Zoning laws, for example, dictate how you can use your business premises and may restrict certain activities in residential areas. Health and safety regulations ensure that your business operates in a safe and hygienic manner, protecting both your employees and customers. Failure to comply with these regulations can result in fines, penalties, or even the closure of your business.

It is advisable to consult with a legal professional or local government agencies to ensure you have all the necessary licenses and permits in place before launching your business. They can guide you through the application process and help you navigate the complexities of regulatory compliance.

Protecting Your Business with Insurance

Insurance is a vital tool for mitigating risk and protecting your business from unforeseen circumstances. While it may seem like an additional expense, having the right insurance coverage can save you from significant financial losses in the event of accidents, lawsuits, or natural disasters.

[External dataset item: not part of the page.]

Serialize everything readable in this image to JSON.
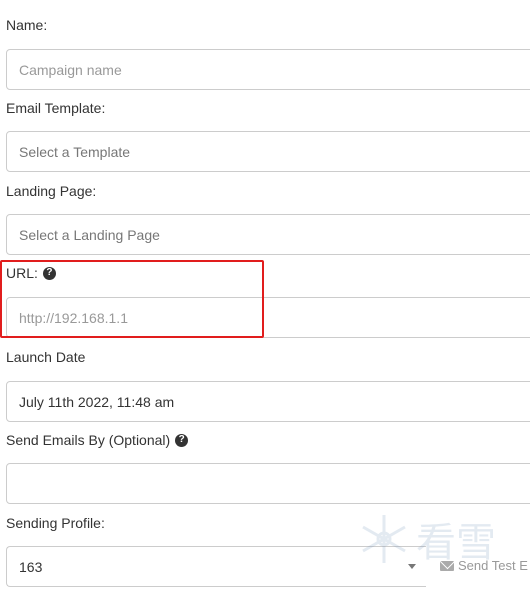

When considering insurance for your business, it's important to assess your specific needs and risks. General liability insurance, for example, protects your business from third-party claims of bodily injury, property damage, or advertising mistakes. This coverage can be crucial if someone sues your business for negligence or accidents that occur on your premises.

Commercial property insurance is another essential policy that covers your physical assets, such as buildings, equipment, and inventory, against damage or loss due to fire, theft, or other covered perils. This coverage ensures that you can recover financially and continue operations in the event of a disaster.

Depending on the nature of your business, you may also need specialized insurance policies. For example, if you have employees, workers' compensation insurance is typically required to cover medical expenses and lost wages in the event of work-related injuries or illnesses.

Consulting with an insurance professional is highly recommended to ensure you have adequate coverage for your specific business needs. They can help you assess your risks, understand policy terms and exclusions, and find the best insurance solutions to protect your business.

In conclusion, starting a business involves various legal aspects that require careful consideration and compliance. Choosing the right business structure, obtaining the necessary licenses and permits, and protecting your business with insurance are all essential steps to ensure legal compliance, protect your assets, and minimize potential risks. By understanding and addressing these legal aspects, you can set a solid foundation for your business's success.

Building Your Team

Hiring Your First Employees

As your business grows, you'll likely need to hire employees to support your operations. Define the roles and responsibilities you need, and carefully screen candidates to find the right fit. Provide clear job descriptions, offer competitive compensation, and create a positive work environment to attract and retain top talent.

Developing a Company Culture

A strong company culture sets the tone for your business and influences employee satisfaction, productivity, and retention. Define your core values and foster a positive work environment that promotes open communication, collaboration, and growth. Invest in employee development and recognition to build a motivated and loyal team.

Leadership and Management Skills

As a business owner, your leadership and management skills play a crucial role in driving your company's success. Continuously work on developing your abilities to motivate and inspire your team, make effective decisions, and adapt to changing market conditions. Seek mentorship or invest in leadership training to enhance your skills.

Starting a business can be unpredictable, but with a solid foundation and these essential tips, you'll be well-prepared for the journey ahead. Remember, success doesn't happen overnight, so stay persistent, adapt to challenges, and keep learning and growing as an entrepreneur. Good luck on your exciting business venture!